▶ _MATERIAL SUPPLIED_:
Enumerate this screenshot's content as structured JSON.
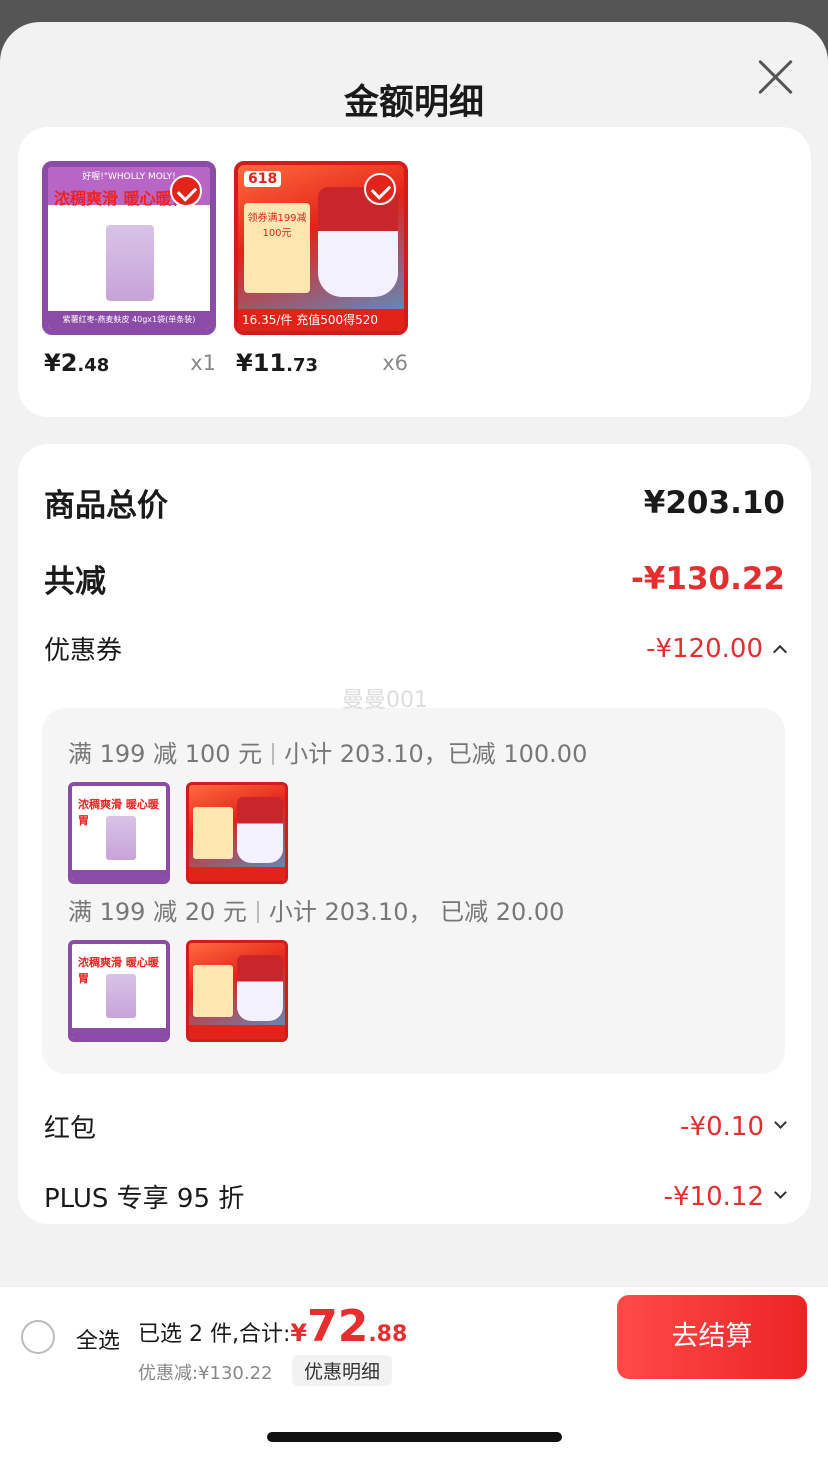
{
  "title": "金额明细",
  "items": [
    {
      "thumb_headline": "浓稠爽滑 暖心暖胃",
      "thumb_brand": "好喔!\"WHOLLY MOLY!",
      "thumb_footer": "紫薯红枣-燕麦麸皮 40gx1袋(单条装)",
      "price_int": "¥2",
      "price_dec": ".48",
      "qty": "x1"
    },
    {
      "thumb_tag": "618",
      "thumb_panel": "领券满199减 100元",
      "thumb_footer": "16.35/件 充值500得520",
      "price_int": "¥11",
      "price_dec": ".73",
      "qty": "x6"
    }
  ],
  "breakdown": {
    "total_label": "商品总价",
    "total_value": "¥203.10",
    "reduce_label": "共减",
    "reduce_value": "-¥130.22",
    "coupon_label": "优惠券",
    "coupon_value": "-¥120.00",
    "redpacket_label": "红包",
    "redpacket_value": "-¥0.10",
    "plus_label": "PLUS 专享 95 折",
    "plus_value": "-¥10.12"
  },
  "coupons": [
    {
      "rule": "满 199 减 100 元",
      "detail": "小计 203.10，已减 100.00"
    },
    {
      "rule": "满 199 减 20 元",
      "detail": "小计 203.10， 已减 20.00"
    }
  ],
  "watermark": "曼曼001",
  "bottom": {
    "select_all": "全选",
    "selected_prefix": "已选 2 件,合计:",
    "currency": "¥",
    "total_int": "72",
    "total_dec": ".88",
    "discount_text": "优惠减:¥130.22",
    "detail_button": "优惠明细",
    "checkout_button": "去结算"
  },
  "colors": {
    "accent": "#e52e2e",
    "checkout": "#ec2424"
  }
}
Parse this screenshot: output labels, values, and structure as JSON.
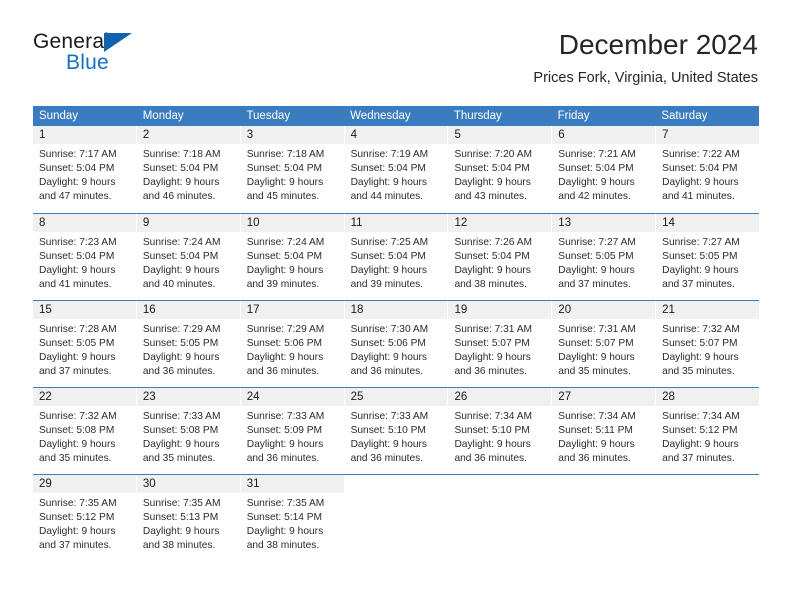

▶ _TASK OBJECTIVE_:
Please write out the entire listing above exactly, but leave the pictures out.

▶ _WRITTEN SOLUTION_:
Enumerate this screenshot's content as structured JSON.
{
  "title": "金额明细",
  "items": [
    {
      "thumb_headline": "浓稠爽滑 暖心暖胃",
      "thumb_brand": "好喔!\"WHOLLY MOLY!",
      "thumb_footer": "紫薯红枣-燕麦麸皮 40gx1袋(单条装)",
      "price_int": "¥2",
      "price_dec": ".48",
      "qty": "x1"
    },
    {
      "thumb_tag": "618",
      "thumb_panel": "领券满199减 100元",
      "thumb_footer": "16.35/件 充值500得520",
      "price_int": "¥11",
      "price_dec": ".73",
      "qty": "x6"
    }
  ],
  "breakdown": {
    "total_label": "商品总价",
    "total_value": "¥203.10",
    "reduce_label": "共减",
    "reduce_value": "-¥130.22",
    "coupon_label": "优惠券",
    "coupon_value": "-¥120.00",
    "redpacket_label": "红包",
    "redpacket_value": "-¥0.10",
    "plus_label": "PLUS 专享 95 折",
    "plus_value": "-¥10.12"
  },
  "coupons": [
    {
      "rule": "满 199 减 100 元",
      "detail": "小计 203.10，已减 100.00"
    },
    {
      "rule": "满 199 减 20 元",
      "detail": "小计 203.10， 已减 20.00"
    }
  ],
  "watermark": "曼曼001",
  "bottom": {
    "select_all": "全选",
    "selected_prefix": "已选 2 件,合计:",
    "currency": "¥",
    "total_int": "72",
    "total_dec": ".88",
    "discount_text": "优惠减:¥130.22",
    "detail_button": "优惠明细",
    "checkout_button": "去结算"
  },
  "colors": {
    "accent": "#e52e2e",
    "checkout": "#ec2424"
  }
}
Parse this screenshot: output labels, values, and structure as JSON.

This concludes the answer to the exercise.